The tale of another drunken PAPD officer and the ensuing Internal Affairs Investigation

Synopsis: At about 5:00 a.m., City of San Francisco police received a 911 call from a young woman requesting help. Her boyfriend had just left their hotel room and she believed he was headed to the hotel roof and might be planning to commit suicide.

Officers arrived and contacted the woman who told them her boyfriend was an off-duty Palo Alto Police Officer who was extremely intoxicated and emotionally down on himself.

His gun had been left in the hotel safe. She showed them a note on hotel stationary that appeared to be a makeshift will written by the off-duty officer. The female friend reached the off-duty officer by cell phone but he would not tell her his location.

He also refused to provide his location to an SFPD sergeant who got on the phone. SFPD officers searched throughout the area and quickly located the off-duty officer walking on a nearby sidewalk.

The off-duty officer said that he had no intention of committing suicide; the SFPD officers nevertheless decided to detain the off-duty officer for a psychiatric evaluation and took him to a hospital.
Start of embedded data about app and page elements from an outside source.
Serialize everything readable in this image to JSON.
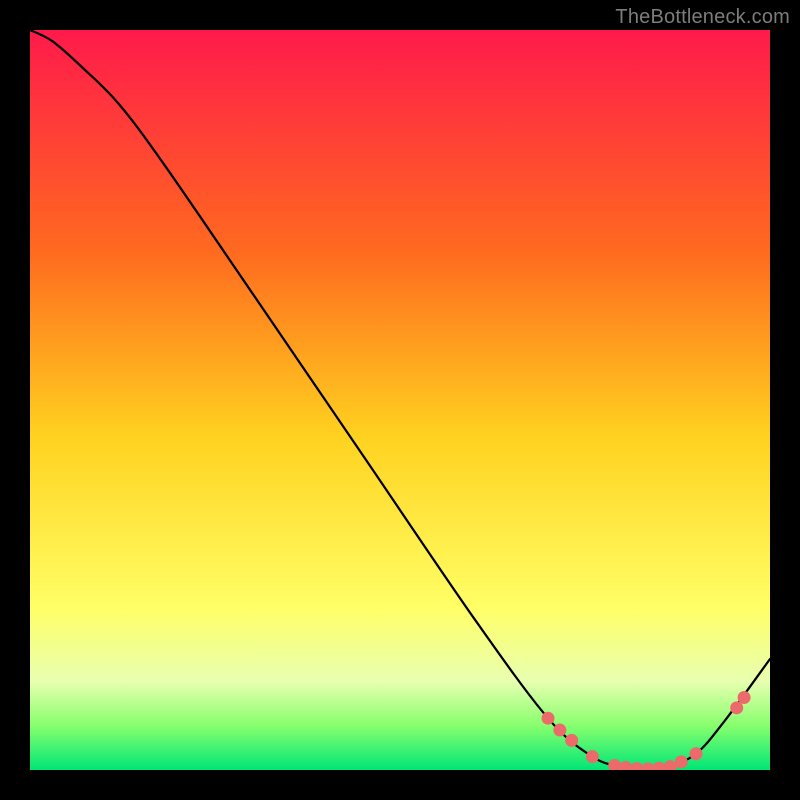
{
  "attribution": "TheBottleneck.com",
  "chart_data": {
    "type": "line",
    "title": "",
    "xlabel": "",
    "ylabel": "",
    "xlim": [
      0,
      100
    ],
    "ylim": [
      0,
      100
    ],
    "grid": false,
    "legend": false,
    "gradient_stops": [
      {
        "offset": 0,
        "color": "#ff1a4b"
      },
      {
        "offset": 30,
        "color": "#ff6a1f"
      },
      {
        "offset": 55,
        "color": "#ffd21f"
      },
      {
        "offset": 78,
        "color": "#ffff66"
      },
      {
        "offset": 88,
        "color": "#e8ffb0"
      },
      {
        "offset": 94,
        "color": "#87ff6e"
      },
      {
        "offset": 100,
        "color": "#00e676"
      }
    ],
    "series": [
      {
        "name": "curve",
        "color": "#000000",
        "width": 2.25,
        "x": [
          0,
          3,
          7,
          12,
          18,
          30,
          45,
          60,
          70,
          76,
          80,
          83,
          86,
          90,
          94,
          100
        ],
        "y": [
          100,
          98.5,
          95,
          90,
          82,
          64.5,
          42.5,
          20.5,
          7,
          1.8,
          0.4,
          0.15,
          0.4,
          2.2,
          6.8,
          15
        ]
      }
    ],
    "markers": {
      "color": "#ec6a6a",
      "radius": 6.5,
      "points": [
        {
          "x": 70.0,
          "y": 7.0
        },
        {
          "x": 71.6,
          "y": 5.4
        },
        {
          "x": 73.2,
          "y": 4.0
        },
        {
          "x": 76.0,
          "y": 1.8
        },
        {
          "x": 79.0,
          "y": 0.6
        },
        {
          "x": 80.5,
          "y": 0.35
        },
        {
          "x": 82.0,
          "y": 0.2
        },
        {
          "x": 83.5,
          "y": 0.15
        },
        {
          "x": 85.0,
          "y": 0.25
        },
        {
          "x": 86.5,
          "y": 0.45
        },
        {
          "x": 88.0,
          "y": 1.1
        },
        {
          "x": 90.0,
          "y": 2.2
        },
        {
          "x": 95.5,
          "y": 8.4
        },
        {
          "x": 96.5,
          "y": 9.8
        }
      ]
    }
  }
}
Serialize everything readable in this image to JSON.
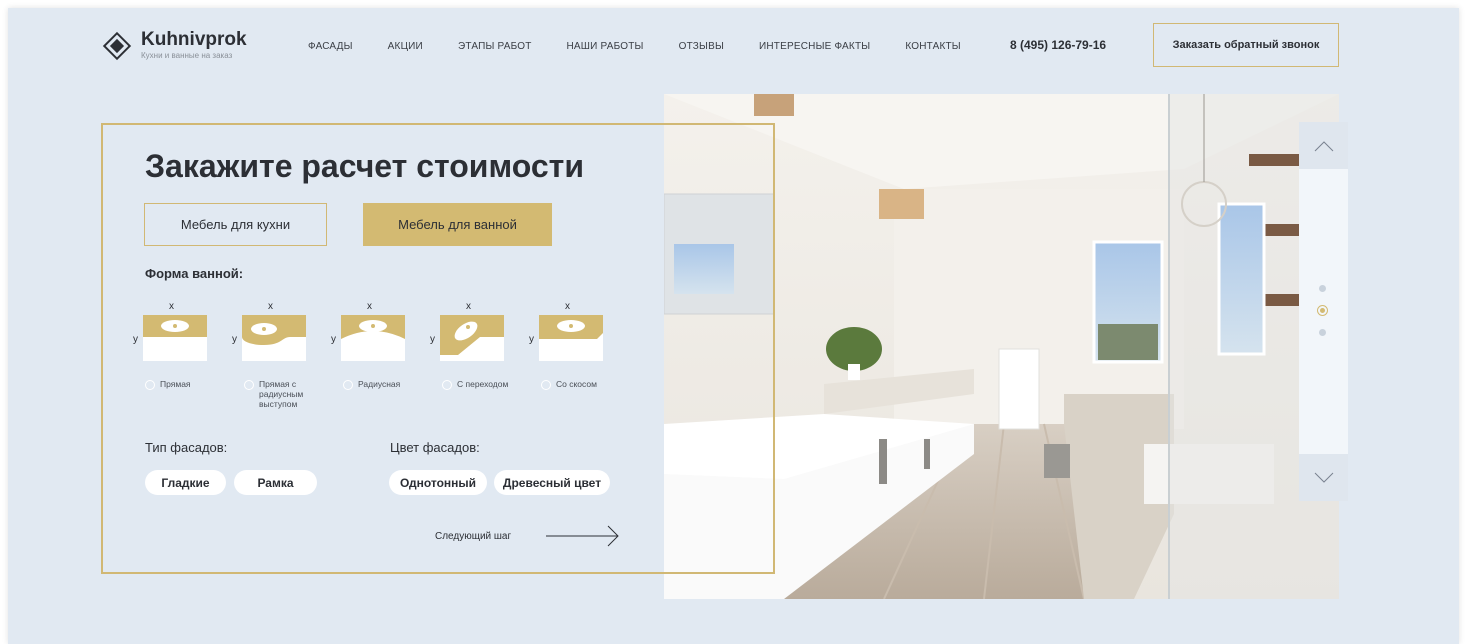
{
  "header": {
    "logo_title": "Kuhnivprok",
    "logo_subtitle": "Кухни и ванные на заказ",
    "nav": [
      "ФАСАДЫ",
      "АКЦИИ",
      "ЭТАПЫ РАБОТ",
      "НАШИ РАБОТЫ",
      "ОТЗЫВЫ",
      "ИНТЕРЕСНЫЕ ФАКТЫ",
      "КОНТАКТЫ"
    ],
    "phone": "8 (495) 126-79-16",
    "callback_label": "Заказать обратный звонок"
  },
  "form": {
    "title": "Закажите расчет стоимости",
    "tabs": [
      "Мебель для кухни",
      "Мебель для ванной"
    ],
    "active_tab": "Мебель для ванной",
    "shape_label": "Форма ванной:",
    "axis_x": "x",
    "axis_y": "y",
    "shapes": [
      {
        "label": "Прямая",
        "icon": "straight-bath-icon"
      },
      {
        "label": "Прямая с радиусным выступом",
        "icon": "radius-protrusion-bath-icon"
      },
      {
        "label": "Радиусная",
        "icon": "radius-bath-icon"
      },
      {
        "label": "С переходом",
        "icon": "transition-bath-icon"
      },
      {
        "label": "Со скосом",
        "icon": "bevel-bath-icon"
      }
    ],
    "facade_type_label": "Тип фасадов:",
    "facade_types": [
      "Гладкие",
      "Рамка"
    ],
    "facade_color_label": "Цвет фасадов:",
    "facade_colors": [
      "Однотонный",
      "Древесный цвет"
    ],
    "next_label": "Следующий шаг"
  },
  "slider": {
    "dots": 3,
    "active_dot": 2
  },
  "colors": {
    "accent": "#d3ba72",
    "background": "#e1e9f2",
    "text": "#2c2f35"
  }
}
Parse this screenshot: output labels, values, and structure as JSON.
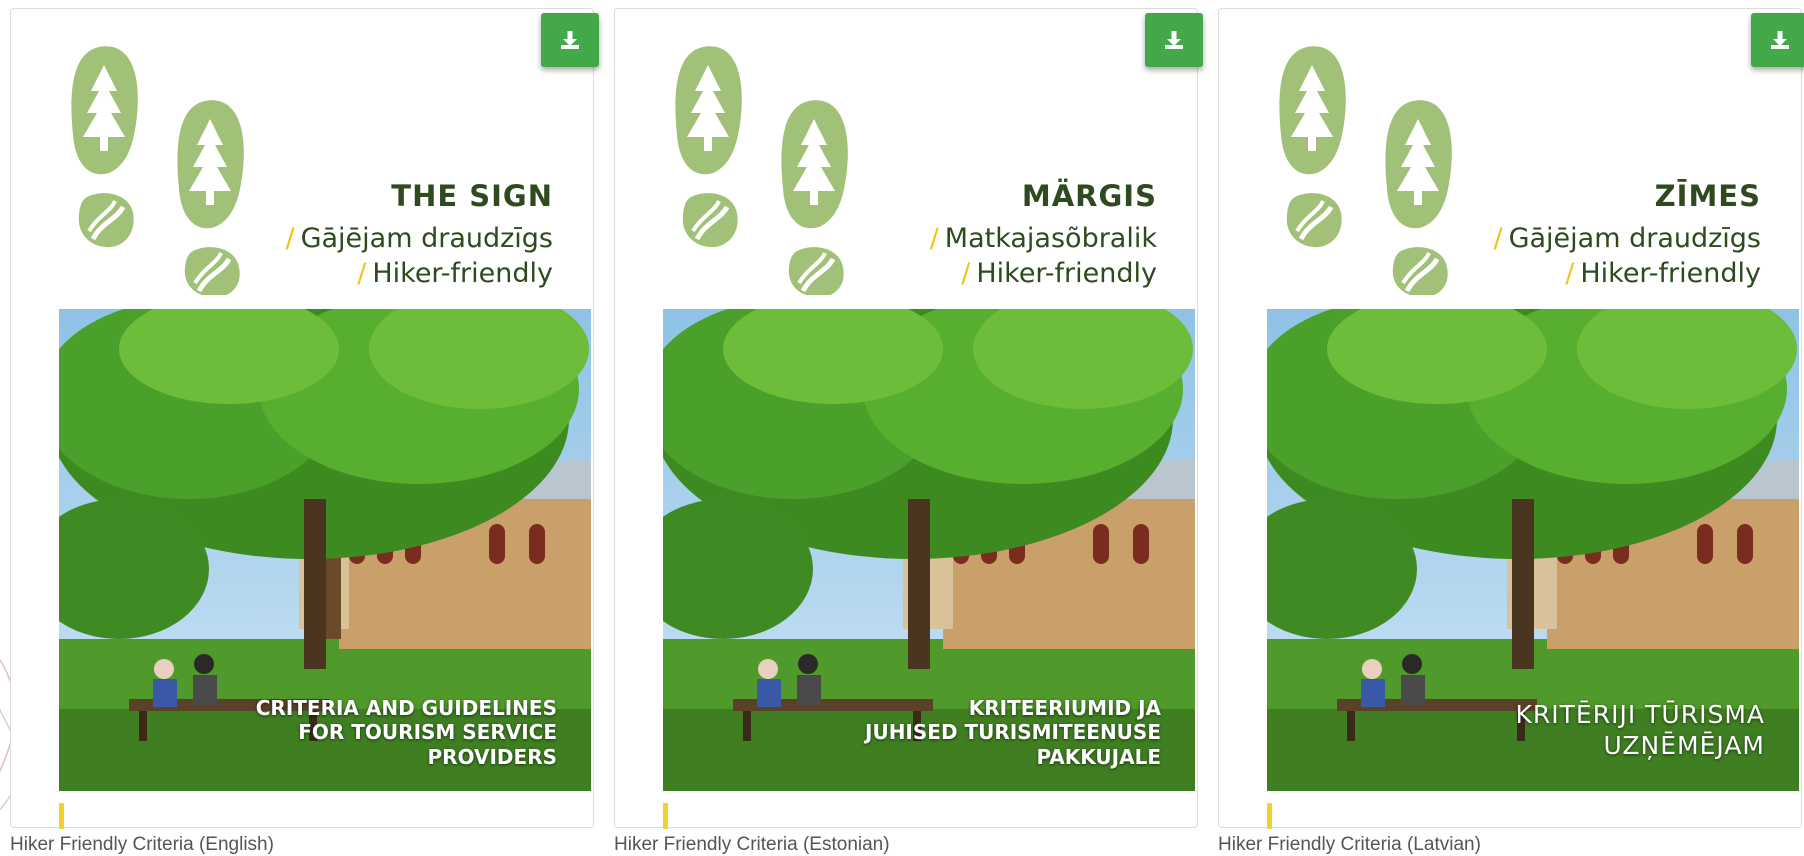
{
  "colors": {
    "download_button": "#42a84a",
    "footprint_green": "#a2c178",
    "title_dark_green": "#2f4a1f",
    "slash_yellow": "#f2c318",
    "caption_gray": "#555555"
  },
  "cards": [
    {
      "title": "THE SIGN",
      "subtitle_1": "Gājējam draudzīgs",
      "subtitle_2": "Hiker-friendly",
      "photo_caption": [
        "CRITERIA AND GUIDELINES",
        "FOR TOURISM SERVICE",
        "PROVIDERS"
      ],
      "label": "Hiker Friendly Criteria (English)",
      "download_icon": "download-icon"
    },
    {
      "title": "MÄRGIS",
      "subtitle_1": "Matkajasõbralik",
      "subtitle_2": "Hiker-friendly",
      "photo_caption": [
        "KRITEERIUMID JA",
        "JUHISED TURISMITEENUSE",
        "PAKKUJALE"
      ],
      "label": "Hiker Friendly Criteria (Estonian)",
      "download_icon": "download-icon"
    },
    {
      "title": "ZĪMES",
      "subtitle_1": "Gājējam draudzīgs",
      "subtitle_2": "Hiker-friendly",
      "photo_caption": [
        "KRITĒRIJI TŪRISMA",
        "UZŅĒMĒJAM"
      ],
      "label": "Hiker Friendly Criteria (Latvian)",
      "download_icon": "download-icon"
    }
  ]
}
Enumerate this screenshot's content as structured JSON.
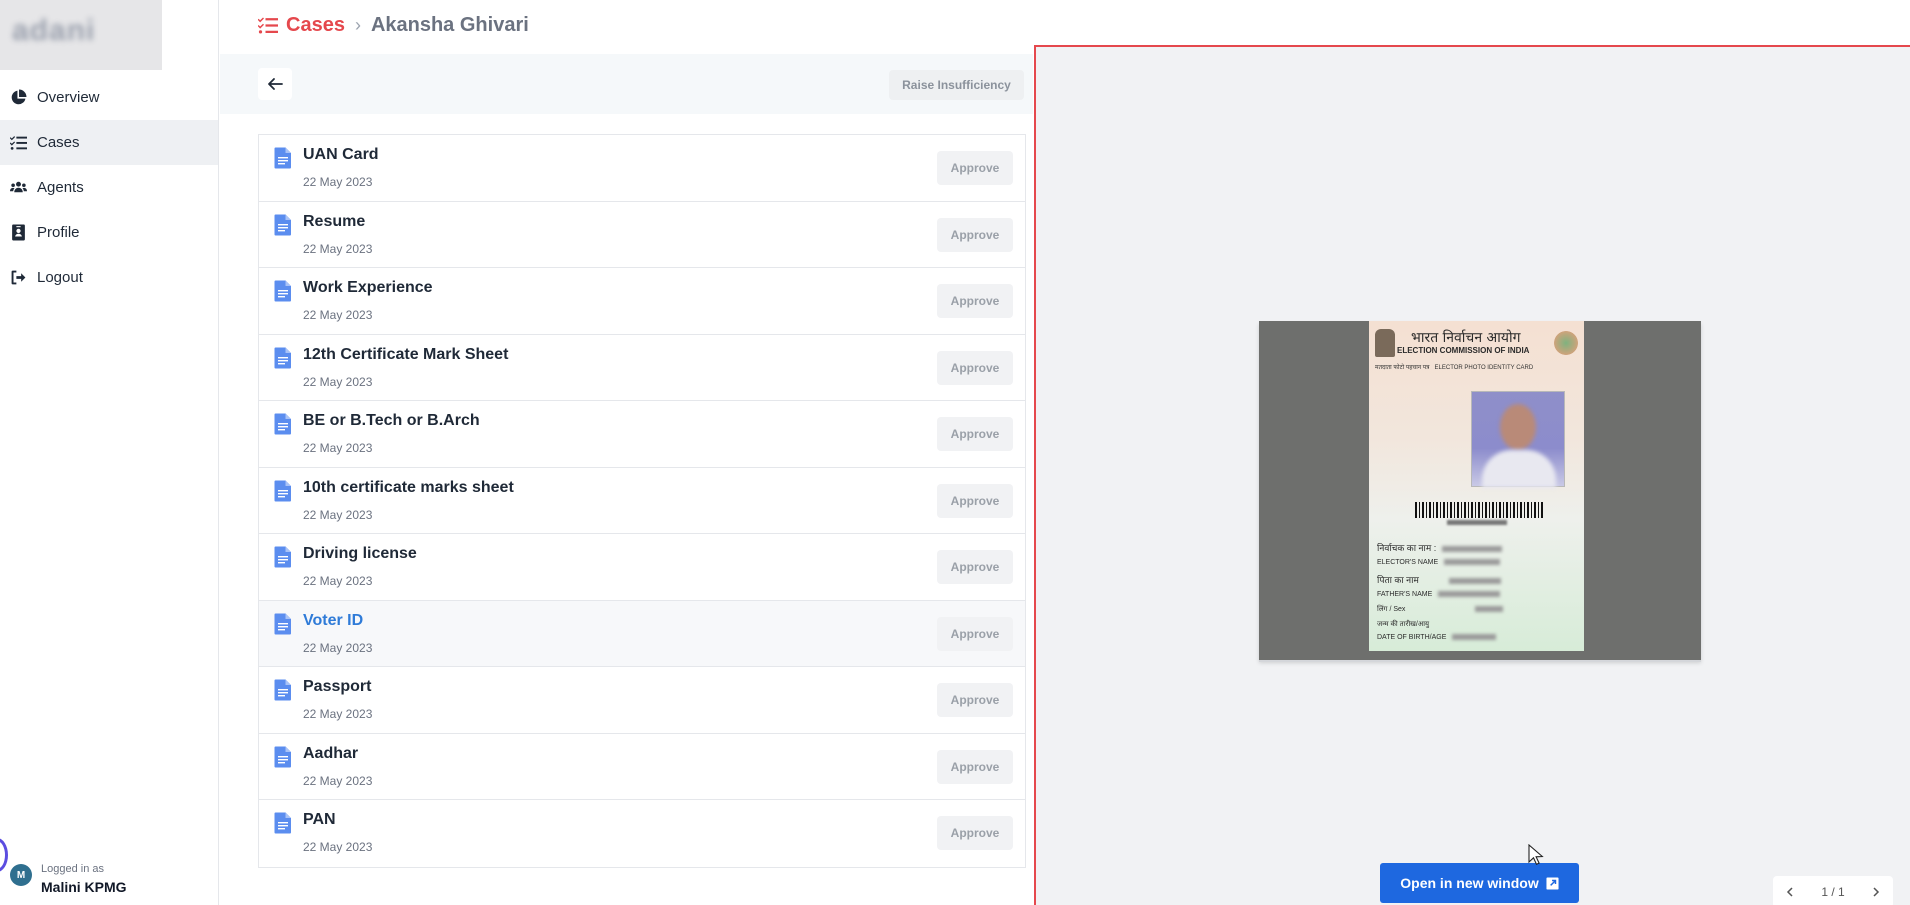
{
  "brand": {
    "logo_text": "adani"
  },
  "sidebar": {
    "items": [
      {
        "label": "Overview",
        "icon": "chart-pie-icon",
        "active": false
      },
      {
        "label": "Cases",
        "icon": "list-check-icon",
        "active": true
      },
      {
        "label": "Agents",
        "icon": "users-icon",
        "active": false
      },
      {
        "label": "Profile",
        "icon": "id-badge-icon",
        "active": false
      },
      {
        "label": "Logout",
        "icon": "logout-icon",
        "active": false
      }
    ],
    "user": {
      "avatar_initial": "M",
      "logged_in_label": "Logged in as",
      "name": "Malini KPMG"
    }
  },
  "header": {
    "breadcrumb_root": "Cases",
    "breadcrumb_current": "Akansha Ghivari"
  },
  "toolbar": {
    "raise_label": "Raise Insufficiency"
  },
  "documents": [
    {
      "title": "UAN Card",
      "date": "22 May 2023",
      "action": "Approve"
    },
    {
      "title": "Resume",
      "date": "22 May 2023",
      "action": "Approve"
    },
    {
      "title": "Work Experience",
      "date": "22 May 2023",
      "action": "Approve"
    },
    {
      "title": "12th Certificate Mark Sheet",
      "date": "22 May 2023",
      "action": "Approve"
    },
    {
      "title": "BE or B.Tech or B.Arch",
      "date": "22 May 2023",
      "action": "Approve"
    },
    {
      "title": "10th certificate marks sheet",
      "date": "22 May 2023",
      "action": "Approve"
    },
    {
      "title": "Driving license",
      "date": "22 May 2023",
      "action": "Approve"
    },
    {
      "title": "Voter ID",
      "date": "22 May 2023",
      "action": "Approve"
    },
    {
      "title": "Passport",
      "date": "22 May 2023",
      "action": "Approve"
    },
    {
      "title": "Aadhar",
      "date": "22 May 2023",
      "action": "Approve"
    },
    {
      "title": "PAN",
      "date": "22 May 2023",
      "action": "Approve"
    }
  ],
  "preview": {
    "card": {
      "hindi_title": "भारत निर्वाचन आयोग",
      "english_title": "ELECTION COMMISSION OF INDIA",
      "subtitle_hindi": "मतदाता फोटो पहचान पत्र",
      "subtitle_english": "ELECTOR PHOTO IDENTITY CARD",
      "elector_name_hindi": "निर्वाचक का नाम :",
      "elector_name_label": "ELECTOR'S NAME",
      "father_name_hindi": "पिता का नाम",
      "father_name_label": "FATHER'S NAME",
      "sex_label": "लिंग / Sex",
      "dob_hindi": "जन्म की तारीख/आयु",
      "dob_label": "DATE OF BIRTH/AGE"
    },
    "open_button": "Open in new window",
    "pager": "1 / 1"
  },
  "colors": {
    "accent_red": "#e5484d",
    "primary_blue": "#1e68e0",
    "selected_blue": "#2f7bd8"
  }
}
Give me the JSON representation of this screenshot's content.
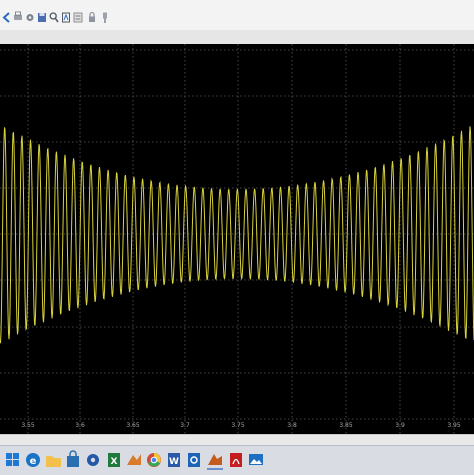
{
  "toolbar": {
    "buttons": [
      {
        "icon": "back-arrow-icon"
      },
      {
        "icon": "print-icon"
      },
      {
        "icon": "settings-icon"
      },
      {
        "icon": "save-icon"
      },
      {
        "icon": "zoom-icon"
      },
      {
        "icon": "autoscale-icon"
      },
      {
        "icon": "params-icon"
      },
      {
        "icon": "lock-icon"
      },
      {
        "icon": "pin-icon"
      }
    ]
  },
  "scope": {
    "background": "#000000",
    "grid_color": "#5a5a5a",
    "trace_color": "#d8d23a",
    "x_tick_labels": [
      "3.55",
      "3.6",
      "3.65",
      "3.7",
      "3.75",
      "3.8",
      "3.85",
      "3.9",
      "3.95"
    ]
  },
  "taskbar": {
    "items": [
      {
        "icon": "start-icon",
        "color": "#1e78d6"
      },
      {
        "icon": "edge-icon",
        "color": "#1a73c6"
      },
      {
        "icon": "folder-icon",
        "color": "#f2c04b"
      },
      {
        "icon": "store-icon",
        "color": "#2b6fb3"
      },
      {
        "icon": "settings-icon",
        "color": "#2458a6"
      },
      {
        "icon": "excel-icon",
        "color": "#1f7a3c"
      },
      {
        "icon": "matlab-icon",
        "color": "#d97b2b"
      },
      {
        "icon": "chrome-icon",
        "color": "#d24b3c"
      },
      {
        "icon": "word-icon",
        "color": "#2a5aa8"
      },
      {
        "icon": "outlook-icon",
        "color": "#1c64b6"
      },
      {
        "icon": "matlab-icon-2",
        "color": "#c45c1d"
      },
      {
        "icon": "acrobat-icon",
        "color": "#c41e1e"
      },
      {
        "icon": "photos-icon",
        "color": "#1e6fc2"
      }
    ]
  }
}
Hospital personnel examined the offduty officer and, after a few hours, released him to Palo Alto PD supervisors, who had been notified in the meantime. They took him back to the Palo Alto Police station, placed him on administrative leave, retained his firearm and opened an Internal Affairs investigation of the incident.

The original 911 caller, the officer’s female friend, did not cooperate with any of the investigator’s several follow up attempts to contact and interview her. Ultimately, the investigation concluded that the officer did violate the Department’s policy against “conduct on or off duty unbecoming of a member of the Department…and which tends to reflect unfavorably on the Department or its members.”

The Chief of Police imposed discipline upon the officer in the form of a written reprimand. The officer was also required to write a letter of apology to the San Francisco Police Department. The officer has also been referred to the Employee Assistance Program, an evaluation and counseling service that provides services and referrals for employees who voluntarily seek assistance with substance abuse or psychological issues.

Recommendation: The IPA reviewed the police reports. The IPA agrees that the Department’s sustained finding of a violation of its “conduct unbecoming” policy was an appropriate finding.

The officer’s conduct unnecessarily consumed the resources of another police agency and he was less than cooperative with them. Our main concern, however, is whether the Department has made the appropriate decisions regarding the future status of the officer within the PAPD. The Department is to be commended for performing an exhaustive investigation of this incident to determine as much relevant information as possible.

Independent Police Auditor Interim 2012 Report

Palo Alto cop identified in 2009 DUI arrest